Gov. Jerry Brown on Tuesday declared a state of emergency and requested federal aid for parts of California hard hit by winter storms. The emergency declaration applies to 53 of California’s 58 counties, including all in the Bay Area. The order mobilizes the state’s Office of Emergency Services to the affected areas and directs the Department of Transportation to seek federal relief for damaged roads and highways.
This picture from NASA’s Earth Observatory shows how much land in California’s Central Valley is sinking, due primarily to the drawing of groundwater during periods of drought. Heavy rains have fallen on many parts of the state this winter, but the image above is a reminder of the lingering effects of drought, even in wetter times. As the legend at the bottom of the picture suggests, the yellowest areas are those with the greatest degree of subsidence (the term for sinking land) and the bluest areas are those with the least.

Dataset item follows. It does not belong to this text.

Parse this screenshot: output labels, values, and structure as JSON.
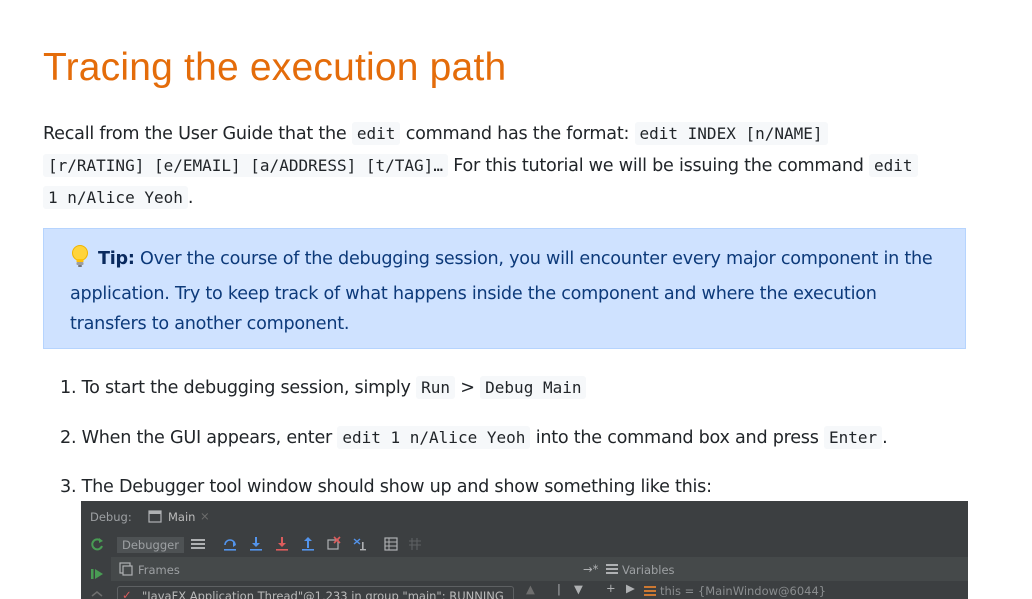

Fueled by a parade of “Pineapple Express” storms, California is in the midst of its wettest water year in 122 years of record-keeping, according to federal scientists. Between October 2016 and February 2017, California averaged 27.81 inches of precipitation, the highest average since such records began being kept in 1895, according to data released Wednesday by the National Centers for Environmental Information, part of the National Oceanic and Atmospheric Administration.
The dramatic spillway failure at Oroville Dam sparked a national conversation around the status of dams throughout the West. But dams are just one small part of the “gray” infrastructure designed to control flows, hem in rivers and transport water around the state. California’s flood and water-management system needs an overhaul to address everything from eroding levees to parched Central Valley aquifers and collapsing ecosystems.
Oroville Dam’s heavily damaged main spillway is expected to resume releasing water a little more than a week from now as levels continue to rise in the reservoir. The state Department of Water Resources announced Wednesday that the battered concrete spillway is likely to begin water releases around March 17. At that point, the level in Lake Oroville is expected to have risen to 865 feet. That’s well below the point at which water would go over the adjacent emergency spillway, but several feet above the comfort level established by DWR acting director Bill Croyle.
During one of this winter’s frequent storms, sheets of rainwater spilled from roofs, washed across sidewalks and down gutters into a sprawling network of underground storm drains that empty into the Los Angeles River channel. Normally a thin flow of treated sewage, the river swelled with mocha-colored runoff. For a time it poured into the Pacific Ocean at a rate of nearly 29 million gallons a minute.
The Senate Natural Resources and Water Committee passed a proposed $3.5 billion water and parks bond measure Tuesday, with members calling for an assurance that if approved by California voters in 2018, the funds would be equitably distributed throughout the state. The bond, Senate Bill 5 by Sen. Pro Tem Kevin de León, D-Los Angeles, includes $500 million for flood protection investments that were just added after the recent floods to address the state’s urgent needs.